As Mexico undergoes a generational shift toward an older population, the country finds itself unprepared to meet the medical demands of its growing number of senior citizens. The Director of the National Institute of Geriatrics (INGER), Luis Miguel Gutiérrez, recently indicated that the country needs 10 times as many geriatricians as it currently has.
Good vaccination campaigns and public health policies have allowed Mexicans to live longer. At the same time, birth rates have greatly decreased. This is driving an epidemiological shift from a young and productive population to an older one, an effect that will only continue growing. Today, citizens over 65 years of age represent 7.2 percent of the population, about 8 million people, according to the Mexican Association of Retirement Fund Administrators. By 2050, this number is expected to balloon to 24.4 million people, representing 16.2 percent.
There is gap in services and physicians able to provide specialized care to this people, which leads to diminished life quality. INGER states that the country has only 550 geriatricians, with 100 more graduating per year. This number is much smaller that the recommended 5,000 according to Gutiérrez. Moreover, the public sector has only 168 clinics and 176 specialized geriatric beds.
Gutiérrez explained that while the current life expectancy of Mexicans is of 76 years, for most individuals the number of healthy life years is only 63. Moreover, those over 65 years of age find their life quality greatly diminished, with 35 percent of seniors presenting at least two chronic diseases such as diabetes, 17 percent depression and 15 percent a form of dementia.

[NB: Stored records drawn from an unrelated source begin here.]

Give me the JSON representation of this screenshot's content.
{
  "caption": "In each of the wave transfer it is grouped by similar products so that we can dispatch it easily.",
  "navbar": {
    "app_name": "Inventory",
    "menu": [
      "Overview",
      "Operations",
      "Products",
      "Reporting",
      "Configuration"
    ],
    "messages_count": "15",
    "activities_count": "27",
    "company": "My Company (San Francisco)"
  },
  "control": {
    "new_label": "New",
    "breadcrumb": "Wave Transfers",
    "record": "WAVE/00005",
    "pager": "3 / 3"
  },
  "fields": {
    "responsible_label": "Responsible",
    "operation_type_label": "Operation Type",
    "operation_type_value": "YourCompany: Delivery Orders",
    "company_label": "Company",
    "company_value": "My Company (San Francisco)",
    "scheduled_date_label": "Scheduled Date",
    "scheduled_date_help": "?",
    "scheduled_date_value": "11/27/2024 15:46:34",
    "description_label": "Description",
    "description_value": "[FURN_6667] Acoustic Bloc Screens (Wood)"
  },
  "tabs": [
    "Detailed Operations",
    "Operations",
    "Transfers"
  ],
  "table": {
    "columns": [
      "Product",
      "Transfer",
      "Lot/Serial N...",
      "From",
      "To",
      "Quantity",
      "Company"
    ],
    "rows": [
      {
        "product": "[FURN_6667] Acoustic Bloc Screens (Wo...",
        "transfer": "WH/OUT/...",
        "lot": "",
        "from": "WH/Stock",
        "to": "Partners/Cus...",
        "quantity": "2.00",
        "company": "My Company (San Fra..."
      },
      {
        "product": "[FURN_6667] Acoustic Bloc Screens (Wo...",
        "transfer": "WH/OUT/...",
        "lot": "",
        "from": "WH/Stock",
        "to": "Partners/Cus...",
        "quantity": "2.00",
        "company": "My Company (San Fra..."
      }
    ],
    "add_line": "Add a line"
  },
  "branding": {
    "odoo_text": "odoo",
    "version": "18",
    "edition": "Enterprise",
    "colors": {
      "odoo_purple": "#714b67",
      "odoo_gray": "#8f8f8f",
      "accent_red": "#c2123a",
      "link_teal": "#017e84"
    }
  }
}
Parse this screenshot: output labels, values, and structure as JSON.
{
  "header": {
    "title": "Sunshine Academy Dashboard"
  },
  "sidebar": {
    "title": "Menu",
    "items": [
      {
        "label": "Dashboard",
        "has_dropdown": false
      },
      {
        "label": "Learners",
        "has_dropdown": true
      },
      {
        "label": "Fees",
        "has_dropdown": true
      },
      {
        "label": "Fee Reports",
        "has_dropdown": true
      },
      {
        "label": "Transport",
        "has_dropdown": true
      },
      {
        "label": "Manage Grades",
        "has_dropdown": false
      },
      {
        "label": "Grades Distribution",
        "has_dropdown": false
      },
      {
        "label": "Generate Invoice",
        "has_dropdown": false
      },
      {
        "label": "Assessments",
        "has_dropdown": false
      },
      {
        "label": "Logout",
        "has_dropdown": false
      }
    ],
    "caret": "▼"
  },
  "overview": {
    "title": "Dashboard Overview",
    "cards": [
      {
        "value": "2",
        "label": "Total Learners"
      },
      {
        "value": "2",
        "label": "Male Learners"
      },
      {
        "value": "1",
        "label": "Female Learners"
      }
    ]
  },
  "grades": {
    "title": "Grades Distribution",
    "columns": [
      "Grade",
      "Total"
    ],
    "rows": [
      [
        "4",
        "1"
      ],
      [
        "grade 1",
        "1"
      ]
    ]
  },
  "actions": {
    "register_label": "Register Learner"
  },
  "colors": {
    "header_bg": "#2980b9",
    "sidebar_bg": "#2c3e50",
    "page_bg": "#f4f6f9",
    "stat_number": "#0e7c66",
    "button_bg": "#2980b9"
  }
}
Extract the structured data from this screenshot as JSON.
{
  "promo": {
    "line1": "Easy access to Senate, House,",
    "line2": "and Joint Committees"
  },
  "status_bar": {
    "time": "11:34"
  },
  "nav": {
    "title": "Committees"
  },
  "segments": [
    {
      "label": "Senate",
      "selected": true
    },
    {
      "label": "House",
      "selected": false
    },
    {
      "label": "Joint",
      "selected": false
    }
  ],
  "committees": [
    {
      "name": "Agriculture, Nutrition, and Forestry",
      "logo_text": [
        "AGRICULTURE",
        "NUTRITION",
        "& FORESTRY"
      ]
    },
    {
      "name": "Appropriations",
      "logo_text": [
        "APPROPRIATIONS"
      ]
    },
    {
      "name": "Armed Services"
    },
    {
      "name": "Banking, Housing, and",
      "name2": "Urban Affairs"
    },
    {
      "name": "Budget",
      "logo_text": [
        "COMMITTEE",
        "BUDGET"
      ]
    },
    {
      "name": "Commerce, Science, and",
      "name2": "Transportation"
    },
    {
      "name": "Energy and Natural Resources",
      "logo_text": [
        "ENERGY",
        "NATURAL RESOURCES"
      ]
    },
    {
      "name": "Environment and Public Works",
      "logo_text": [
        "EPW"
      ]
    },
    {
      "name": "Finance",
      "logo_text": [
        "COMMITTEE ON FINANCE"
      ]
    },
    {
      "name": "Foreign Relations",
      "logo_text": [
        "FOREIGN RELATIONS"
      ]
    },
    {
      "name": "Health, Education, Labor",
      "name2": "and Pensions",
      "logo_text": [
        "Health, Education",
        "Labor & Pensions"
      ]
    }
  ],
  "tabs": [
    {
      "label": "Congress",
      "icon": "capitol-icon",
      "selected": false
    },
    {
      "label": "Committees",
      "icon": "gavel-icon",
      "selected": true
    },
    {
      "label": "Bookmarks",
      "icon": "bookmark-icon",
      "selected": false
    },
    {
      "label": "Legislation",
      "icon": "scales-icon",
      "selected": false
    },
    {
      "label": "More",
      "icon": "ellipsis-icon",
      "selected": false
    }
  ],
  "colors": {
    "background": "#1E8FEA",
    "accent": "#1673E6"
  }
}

For that reason, Gutiérrez pointed to a greater need of geriatricians in Mexico and a greater inclusion of basic geriatric matters in the study plans of general practitioners. As Mexicans become increasingly older, this problem will become greater.